See: Dr. Kazuko Hillyer Tatsumura Column in Japan’s Weekly Biz



Tags: , , , , , , , ,

About Dr. Kazuko Hillyer Tatsumura

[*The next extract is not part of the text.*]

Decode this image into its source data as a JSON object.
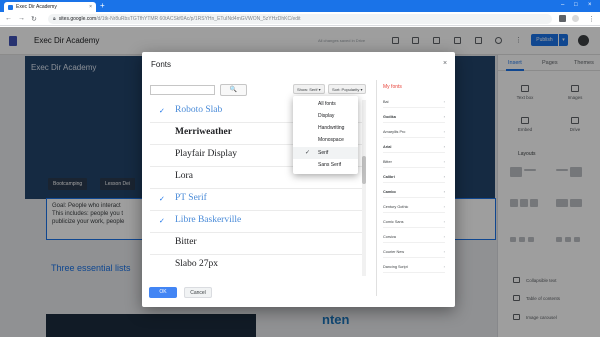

View all posts by Dr. Kazuko Hillyer Tatsumura
Dr. Kazuko Hillyer Tatsumura
Dr. Kazuko was born into a distinguished old family in Kyoto, Japan, and graduated from Toho conservatory of Music in Tokyo. In 1961 she came to U.S. as a pianist sponsored by the Boston Symphony. She studied at Boston University, New York University, and received her Ph.D. in Oriental Medicine from New York State University and the International Academy of Education in Tokyo. From 1968 to 1992, she promoted cultural exchanges from East to West and vice versa, and became a world famous impresario, producing 2,000 events each year all over the world encompassing over 140 countries. In this connection, in 1972, she went to Dharamsala to find the lost Tibetan Folk Opera, and met His Holiness the Dalai Lama, with whom she remains a lifelong friend. In 1973 and 1991 she arranged and funded personally the tours of the Folk Opera of Tibet to the West. She has received many medals and honors from different countries. Her tireless life long work in Philanthropic field is vast and well known ranging from Save the Beacon Theater, Save the Boat People, Help the Homeless, natural disasters of earthquakes and tsunamis, as well as relief to AIDS and HIV positive children in Africa. She has been a dedicated Board Member to both the J. Luce Foundation and Orphans International for years. Her work focuses on the Tibetan people; Tibetan children remain especially strong in her heart. She raised fund for the new academic building for Manjushree Orphanage in Tawang, India and supported many aspects of the school. See HuffPo pieces entitled Japanese Holistic Healer in NYC to Build School for Tibetan Orphans in India, A Japanese Dinner with Raul Castro’s Daughter, and NYC Gala in Support of Tibetan Orphans Set for January.

Comments are closed.